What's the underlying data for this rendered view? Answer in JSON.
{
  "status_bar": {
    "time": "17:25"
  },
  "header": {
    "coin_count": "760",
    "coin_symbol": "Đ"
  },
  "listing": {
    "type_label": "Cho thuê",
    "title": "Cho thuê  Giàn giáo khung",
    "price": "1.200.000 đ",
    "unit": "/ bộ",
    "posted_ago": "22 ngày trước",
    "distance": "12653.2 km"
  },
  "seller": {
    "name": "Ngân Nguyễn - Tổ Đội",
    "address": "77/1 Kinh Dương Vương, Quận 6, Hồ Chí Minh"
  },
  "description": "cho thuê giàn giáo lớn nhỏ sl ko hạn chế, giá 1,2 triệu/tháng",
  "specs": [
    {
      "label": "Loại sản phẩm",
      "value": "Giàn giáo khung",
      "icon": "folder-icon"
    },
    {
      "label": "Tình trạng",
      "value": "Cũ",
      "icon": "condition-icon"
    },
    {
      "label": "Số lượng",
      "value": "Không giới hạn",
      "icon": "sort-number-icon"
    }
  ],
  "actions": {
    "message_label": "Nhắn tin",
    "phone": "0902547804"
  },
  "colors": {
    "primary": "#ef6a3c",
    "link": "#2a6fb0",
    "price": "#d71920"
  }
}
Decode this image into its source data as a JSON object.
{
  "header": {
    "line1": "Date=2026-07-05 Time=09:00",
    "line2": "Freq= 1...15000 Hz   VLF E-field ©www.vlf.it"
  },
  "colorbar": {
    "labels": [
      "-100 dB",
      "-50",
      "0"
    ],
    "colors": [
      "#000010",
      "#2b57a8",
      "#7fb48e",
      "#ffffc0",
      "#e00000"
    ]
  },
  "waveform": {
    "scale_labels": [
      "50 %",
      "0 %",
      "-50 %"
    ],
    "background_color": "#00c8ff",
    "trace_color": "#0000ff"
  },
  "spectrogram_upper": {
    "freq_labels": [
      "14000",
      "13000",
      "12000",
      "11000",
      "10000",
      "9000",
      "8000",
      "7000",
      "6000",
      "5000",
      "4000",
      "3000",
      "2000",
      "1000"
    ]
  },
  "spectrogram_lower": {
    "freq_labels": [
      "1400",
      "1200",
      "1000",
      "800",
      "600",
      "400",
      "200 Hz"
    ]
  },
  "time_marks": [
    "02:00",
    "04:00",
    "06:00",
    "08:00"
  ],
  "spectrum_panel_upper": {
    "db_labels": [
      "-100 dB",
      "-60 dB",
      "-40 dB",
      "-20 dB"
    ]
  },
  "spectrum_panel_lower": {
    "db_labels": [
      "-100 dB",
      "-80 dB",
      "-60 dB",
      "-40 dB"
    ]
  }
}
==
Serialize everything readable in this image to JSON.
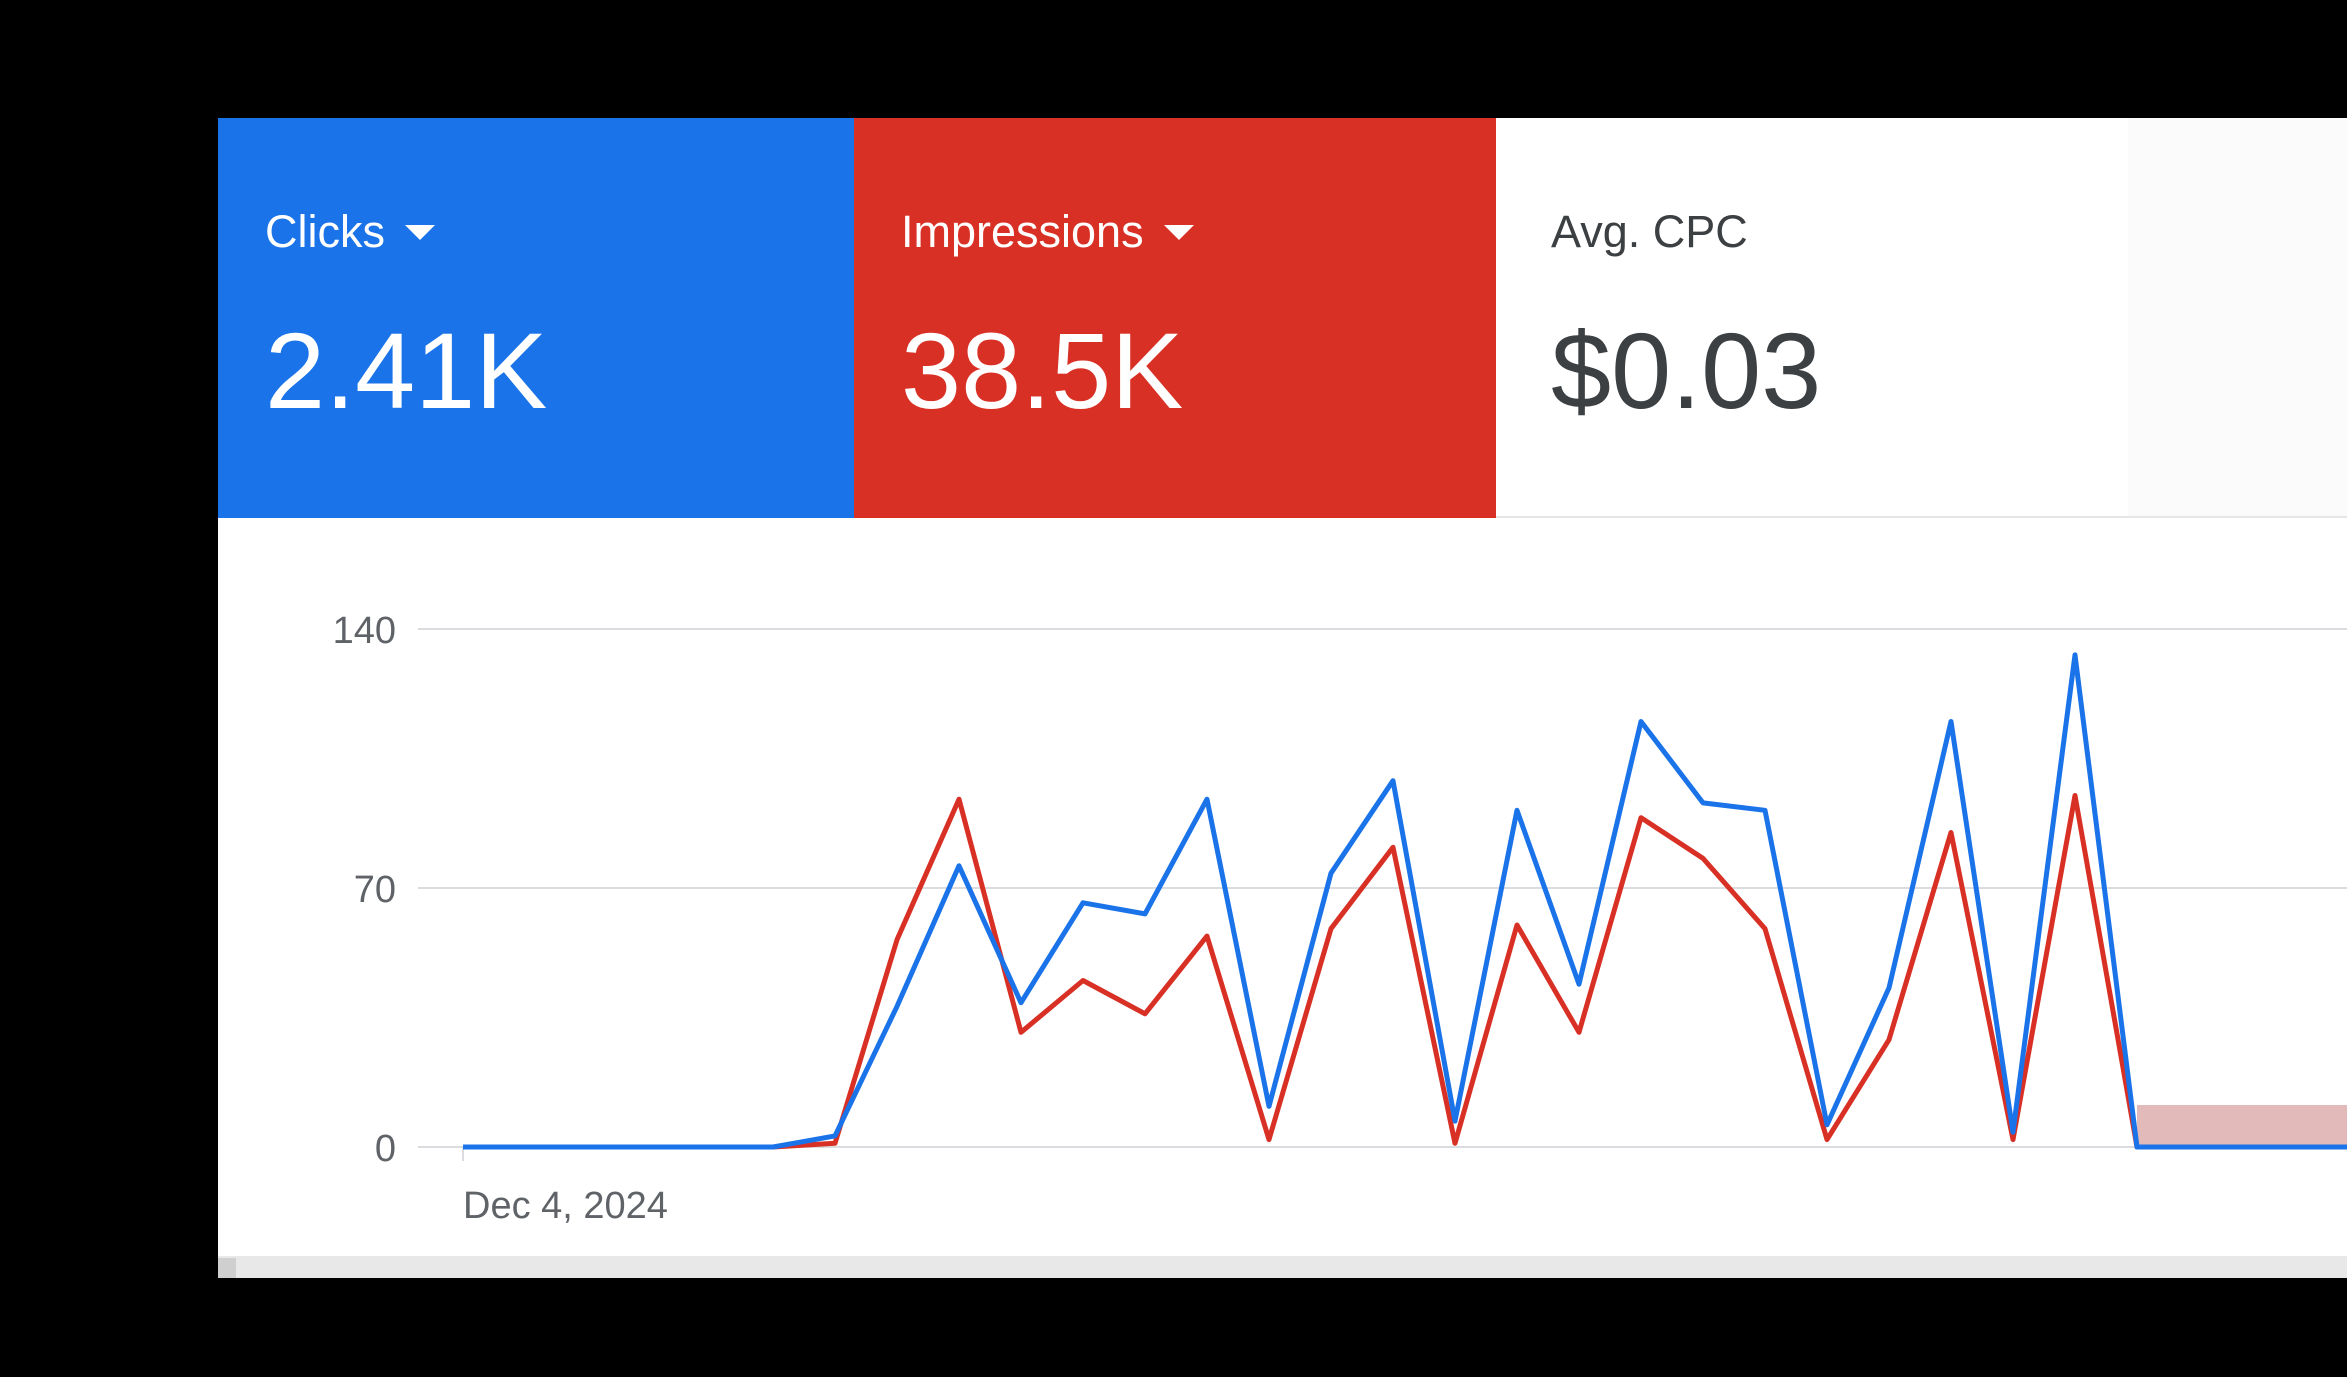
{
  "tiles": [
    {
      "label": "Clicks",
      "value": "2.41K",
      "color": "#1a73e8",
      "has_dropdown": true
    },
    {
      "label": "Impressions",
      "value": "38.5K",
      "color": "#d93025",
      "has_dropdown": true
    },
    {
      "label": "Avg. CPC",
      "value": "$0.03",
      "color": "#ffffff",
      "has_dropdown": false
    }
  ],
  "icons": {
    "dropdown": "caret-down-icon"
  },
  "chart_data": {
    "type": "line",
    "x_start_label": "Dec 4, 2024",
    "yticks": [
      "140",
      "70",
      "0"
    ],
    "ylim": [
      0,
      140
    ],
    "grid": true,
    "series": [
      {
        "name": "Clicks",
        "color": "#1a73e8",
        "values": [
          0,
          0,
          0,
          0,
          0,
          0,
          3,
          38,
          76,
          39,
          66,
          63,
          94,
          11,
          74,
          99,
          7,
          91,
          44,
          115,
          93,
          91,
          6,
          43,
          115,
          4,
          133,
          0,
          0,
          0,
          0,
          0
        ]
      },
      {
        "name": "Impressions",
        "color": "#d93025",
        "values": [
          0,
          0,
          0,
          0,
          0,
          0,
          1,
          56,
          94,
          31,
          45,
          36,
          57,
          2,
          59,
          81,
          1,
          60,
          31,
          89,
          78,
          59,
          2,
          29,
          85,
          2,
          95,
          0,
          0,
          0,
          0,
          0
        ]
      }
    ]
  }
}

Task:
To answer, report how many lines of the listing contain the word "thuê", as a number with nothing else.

Task solution:
3